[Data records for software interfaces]
>>>>>
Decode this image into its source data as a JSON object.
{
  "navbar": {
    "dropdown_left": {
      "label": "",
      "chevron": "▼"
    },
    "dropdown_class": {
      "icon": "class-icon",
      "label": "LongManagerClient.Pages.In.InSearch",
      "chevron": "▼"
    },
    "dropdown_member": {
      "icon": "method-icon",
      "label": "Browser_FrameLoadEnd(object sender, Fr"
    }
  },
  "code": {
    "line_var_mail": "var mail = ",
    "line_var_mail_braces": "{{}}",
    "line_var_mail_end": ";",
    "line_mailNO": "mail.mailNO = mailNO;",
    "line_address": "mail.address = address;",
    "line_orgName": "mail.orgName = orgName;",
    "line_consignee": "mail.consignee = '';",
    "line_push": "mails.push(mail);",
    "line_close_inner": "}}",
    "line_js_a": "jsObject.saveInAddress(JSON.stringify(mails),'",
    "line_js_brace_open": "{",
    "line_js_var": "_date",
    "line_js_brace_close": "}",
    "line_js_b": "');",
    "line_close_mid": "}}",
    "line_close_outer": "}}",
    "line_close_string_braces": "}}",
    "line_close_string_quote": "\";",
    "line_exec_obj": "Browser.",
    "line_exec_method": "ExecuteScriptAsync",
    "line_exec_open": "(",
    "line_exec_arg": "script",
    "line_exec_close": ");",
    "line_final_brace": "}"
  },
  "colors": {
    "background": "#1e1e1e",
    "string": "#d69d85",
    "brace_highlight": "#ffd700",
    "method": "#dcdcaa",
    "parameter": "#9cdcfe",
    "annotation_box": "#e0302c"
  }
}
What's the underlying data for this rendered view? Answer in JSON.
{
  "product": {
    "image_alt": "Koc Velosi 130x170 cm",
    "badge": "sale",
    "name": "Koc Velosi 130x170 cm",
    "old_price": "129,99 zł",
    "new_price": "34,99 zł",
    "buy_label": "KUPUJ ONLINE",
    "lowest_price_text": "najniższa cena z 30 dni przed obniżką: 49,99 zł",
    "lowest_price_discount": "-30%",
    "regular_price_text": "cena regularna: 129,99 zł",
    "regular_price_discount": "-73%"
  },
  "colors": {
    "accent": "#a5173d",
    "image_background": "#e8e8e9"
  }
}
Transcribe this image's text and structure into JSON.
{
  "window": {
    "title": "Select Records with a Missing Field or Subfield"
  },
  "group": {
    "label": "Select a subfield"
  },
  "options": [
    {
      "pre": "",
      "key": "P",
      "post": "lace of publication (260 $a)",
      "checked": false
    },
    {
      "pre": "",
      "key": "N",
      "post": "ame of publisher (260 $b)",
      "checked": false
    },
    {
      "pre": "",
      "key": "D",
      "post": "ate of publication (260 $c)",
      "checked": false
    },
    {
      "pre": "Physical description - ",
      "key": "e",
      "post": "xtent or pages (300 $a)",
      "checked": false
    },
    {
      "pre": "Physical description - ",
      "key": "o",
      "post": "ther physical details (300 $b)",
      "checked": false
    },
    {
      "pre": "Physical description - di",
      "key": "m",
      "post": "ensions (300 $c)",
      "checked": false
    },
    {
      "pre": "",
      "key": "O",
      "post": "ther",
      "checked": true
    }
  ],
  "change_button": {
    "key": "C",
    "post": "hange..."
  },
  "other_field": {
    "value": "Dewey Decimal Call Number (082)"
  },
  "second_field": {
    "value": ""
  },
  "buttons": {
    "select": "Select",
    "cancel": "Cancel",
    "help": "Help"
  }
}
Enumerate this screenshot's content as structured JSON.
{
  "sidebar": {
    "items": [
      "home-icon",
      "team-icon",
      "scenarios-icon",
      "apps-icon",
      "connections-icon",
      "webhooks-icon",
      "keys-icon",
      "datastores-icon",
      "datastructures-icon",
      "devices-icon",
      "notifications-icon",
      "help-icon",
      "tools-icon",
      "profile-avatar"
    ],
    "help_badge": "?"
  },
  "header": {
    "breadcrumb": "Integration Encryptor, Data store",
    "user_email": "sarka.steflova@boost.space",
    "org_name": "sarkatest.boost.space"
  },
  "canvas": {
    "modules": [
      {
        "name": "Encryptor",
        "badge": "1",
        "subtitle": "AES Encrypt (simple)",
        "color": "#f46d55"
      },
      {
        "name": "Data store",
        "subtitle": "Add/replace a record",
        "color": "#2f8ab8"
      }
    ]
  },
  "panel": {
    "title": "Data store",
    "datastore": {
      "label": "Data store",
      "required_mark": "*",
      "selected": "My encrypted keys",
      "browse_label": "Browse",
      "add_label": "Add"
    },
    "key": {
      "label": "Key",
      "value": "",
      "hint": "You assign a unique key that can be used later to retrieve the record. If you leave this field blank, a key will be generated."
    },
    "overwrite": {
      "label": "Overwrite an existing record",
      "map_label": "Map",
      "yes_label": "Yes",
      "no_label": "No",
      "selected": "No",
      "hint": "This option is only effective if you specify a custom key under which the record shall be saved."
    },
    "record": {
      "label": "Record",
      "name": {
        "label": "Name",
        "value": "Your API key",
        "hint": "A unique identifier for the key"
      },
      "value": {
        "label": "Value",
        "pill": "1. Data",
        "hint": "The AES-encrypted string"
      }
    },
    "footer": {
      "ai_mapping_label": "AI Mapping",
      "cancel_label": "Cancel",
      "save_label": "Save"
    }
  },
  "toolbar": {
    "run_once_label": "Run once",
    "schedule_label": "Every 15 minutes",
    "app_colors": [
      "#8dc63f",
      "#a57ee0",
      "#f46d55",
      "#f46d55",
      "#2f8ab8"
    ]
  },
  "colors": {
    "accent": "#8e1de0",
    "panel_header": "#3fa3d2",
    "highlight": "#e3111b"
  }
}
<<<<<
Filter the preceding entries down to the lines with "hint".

# Response to the exercise:
      "hint": "You assign a unique key that can be used later to retrieve the record. If you leave this field blank, a key will be generated."
      "hint": "This option is only effective if you specify a custom key under which the record shall be saved."
        "hint": "A unique identifier for the key"
        "hint": "The AES-encrypted string"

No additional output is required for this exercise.